Earlier I have posted a recipe with pointed gourd, Patol Aloor Dalna, which was perhaps one of its simplest. Today I am sharing with you a bit delicate recipe known as Patoler Dolma or Dorma. Here the big fat belly of pointed gourd is cleaned to get stuffed with cottage cheese. The filling can although be of minced meat or even different fishes. As Durga puja is around the corner and many of us are used to experiment with vegetarian foods and willing to dish out something special, it could be a perfect choice for your puja menu 🙂
Love bites, the name given by me to these little heart shaped red velvet cupcakes, is sultry and serene. Don’t you think ? These super soft, spongy token of love can be a surprise for your loved ones on any special occasion, it may be your marriage anniversary, valentines day or any memorable day to cherish. I borrowed the recipe of Red Velvet muffins from Joy of Baking and moulded them into heart shaped cupcakes. Vibrant red colour can also be kids’ favourite, so just give it a try.

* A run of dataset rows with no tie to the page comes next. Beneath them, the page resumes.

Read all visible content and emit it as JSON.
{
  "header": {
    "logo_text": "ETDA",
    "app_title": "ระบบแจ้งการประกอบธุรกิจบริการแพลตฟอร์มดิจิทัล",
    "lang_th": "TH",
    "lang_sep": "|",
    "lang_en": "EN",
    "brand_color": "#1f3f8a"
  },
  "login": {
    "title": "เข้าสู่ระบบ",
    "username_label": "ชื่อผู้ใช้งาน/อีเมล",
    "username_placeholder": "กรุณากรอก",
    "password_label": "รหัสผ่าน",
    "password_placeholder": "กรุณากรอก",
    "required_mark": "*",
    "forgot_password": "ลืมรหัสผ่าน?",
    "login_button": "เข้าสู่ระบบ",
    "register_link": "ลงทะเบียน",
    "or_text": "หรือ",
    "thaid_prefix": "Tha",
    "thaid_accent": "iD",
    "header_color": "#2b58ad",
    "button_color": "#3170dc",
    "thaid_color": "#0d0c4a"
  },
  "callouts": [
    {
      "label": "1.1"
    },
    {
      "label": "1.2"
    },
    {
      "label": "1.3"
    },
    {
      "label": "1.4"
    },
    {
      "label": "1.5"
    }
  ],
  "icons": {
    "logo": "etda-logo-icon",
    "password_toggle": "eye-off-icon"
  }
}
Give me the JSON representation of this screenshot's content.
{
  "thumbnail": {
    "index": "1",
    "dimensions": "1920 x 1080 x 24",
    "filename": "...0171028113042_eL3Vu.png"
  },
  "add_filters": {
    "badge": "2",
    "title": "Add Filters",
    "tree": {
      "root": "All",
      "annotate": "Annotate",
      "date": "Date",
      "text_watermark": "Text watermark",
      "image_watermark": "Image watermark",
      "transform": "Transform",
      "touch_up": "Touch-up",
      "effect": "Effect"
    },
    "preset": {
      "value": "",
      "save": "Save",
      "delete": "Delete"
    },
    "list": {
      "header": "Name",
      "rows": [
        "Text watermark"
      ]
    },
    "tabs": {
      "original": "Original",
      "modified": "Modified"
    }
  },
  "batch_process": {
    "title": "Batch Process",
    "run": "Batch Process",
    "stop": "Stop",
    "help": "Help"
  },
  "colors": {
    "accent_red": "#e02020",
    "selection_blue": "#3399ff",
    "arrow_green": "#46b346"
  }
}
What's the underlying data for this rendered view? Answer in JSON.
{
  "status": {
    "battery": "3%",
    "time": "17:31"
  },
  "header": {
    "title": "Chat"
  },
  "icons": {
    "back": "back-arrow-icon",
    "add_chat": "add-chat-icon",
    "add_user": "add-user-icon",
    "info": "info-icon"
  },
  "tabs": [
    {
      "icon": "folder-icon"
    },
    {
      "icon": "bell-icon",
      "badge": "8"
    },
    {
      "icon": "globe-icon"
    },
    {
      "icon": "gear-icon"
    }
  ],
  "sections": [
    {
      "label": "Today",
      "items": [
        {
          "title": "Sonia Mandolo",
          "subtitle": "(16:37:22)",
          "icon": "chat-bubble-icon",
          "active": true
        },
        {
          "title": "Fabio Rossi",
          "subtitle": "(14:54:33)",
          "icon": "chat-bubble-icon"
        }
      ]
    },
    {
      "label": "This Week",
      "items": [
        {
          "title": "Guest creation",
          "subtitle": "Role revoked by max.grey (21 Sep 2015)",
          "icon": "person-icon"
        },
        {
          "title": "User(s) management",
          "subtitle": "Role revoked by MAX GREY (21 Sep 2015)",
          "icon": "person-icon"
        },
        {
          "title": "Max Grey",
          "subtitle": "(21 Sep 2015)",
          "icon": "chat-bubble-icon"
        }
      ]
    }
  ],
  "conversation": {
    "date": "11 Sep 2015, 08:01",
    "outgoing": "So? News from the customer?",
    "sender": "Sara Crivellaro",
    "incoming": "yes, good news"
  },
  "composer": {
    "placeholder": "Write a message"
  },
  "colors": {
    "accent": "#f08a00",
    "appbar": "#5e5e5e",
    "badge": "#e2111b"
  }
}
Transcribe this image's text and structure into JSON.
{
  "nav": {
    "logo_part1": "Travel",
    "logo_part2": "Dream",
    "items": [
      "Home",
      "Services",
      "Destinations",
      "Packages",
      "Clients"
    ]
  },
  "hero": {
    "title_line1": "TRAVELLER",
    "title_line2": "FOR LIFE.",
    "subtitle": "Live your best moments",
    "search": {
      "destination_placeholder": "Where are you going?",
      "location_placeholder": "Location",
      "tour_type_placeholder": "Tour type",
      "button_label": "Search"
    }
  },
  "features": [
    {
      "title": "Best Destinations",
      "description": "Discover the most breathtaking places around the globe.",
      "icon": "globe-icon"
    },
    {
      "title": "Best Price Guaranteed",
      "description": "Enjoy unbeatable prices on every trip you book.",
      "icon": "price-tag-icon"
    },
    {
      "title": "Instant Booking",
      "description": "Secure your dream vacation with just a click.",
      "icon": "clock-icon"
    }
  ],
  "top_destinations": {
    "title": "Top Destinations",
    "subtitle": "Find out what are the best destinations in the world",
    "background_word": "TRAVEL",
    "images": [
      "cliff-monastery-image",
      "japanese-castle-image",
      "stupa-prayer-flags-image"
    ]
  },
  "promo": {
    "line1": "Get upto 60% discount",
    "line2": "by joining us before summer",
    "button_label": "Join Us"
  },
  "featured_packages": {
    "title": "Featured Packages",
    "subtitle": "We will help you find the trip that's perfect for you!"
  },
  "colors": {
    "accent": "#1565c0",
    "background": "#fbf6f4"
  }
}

Sunday lunch is almost incomplete for Bengalis without “mangso-bhat“, that is any preparation of meat with steamed rice. Rice is well accompanied with gravy dish rather than a dry one. Generally I used to please our tongues by making usual Bengali Murgir Jhol. Though today I was in search of a different spicy chicken curry with lots of gravy and I ended up with the choice of famous Goanese recipe Chicken Vindaloo. The dish is actually derived from Portuguese recipe, Carne de vinha d’alhos, where meat is marinated with garlic and wine. In Indian version wine is replaced with malt vinegar and red chilies are added as an additional spice. It is best cooked with pork which I wish to try in future. So if you are ready to take the risk of testing a really hot and spicy chicken curry, like me, then just go for it 😉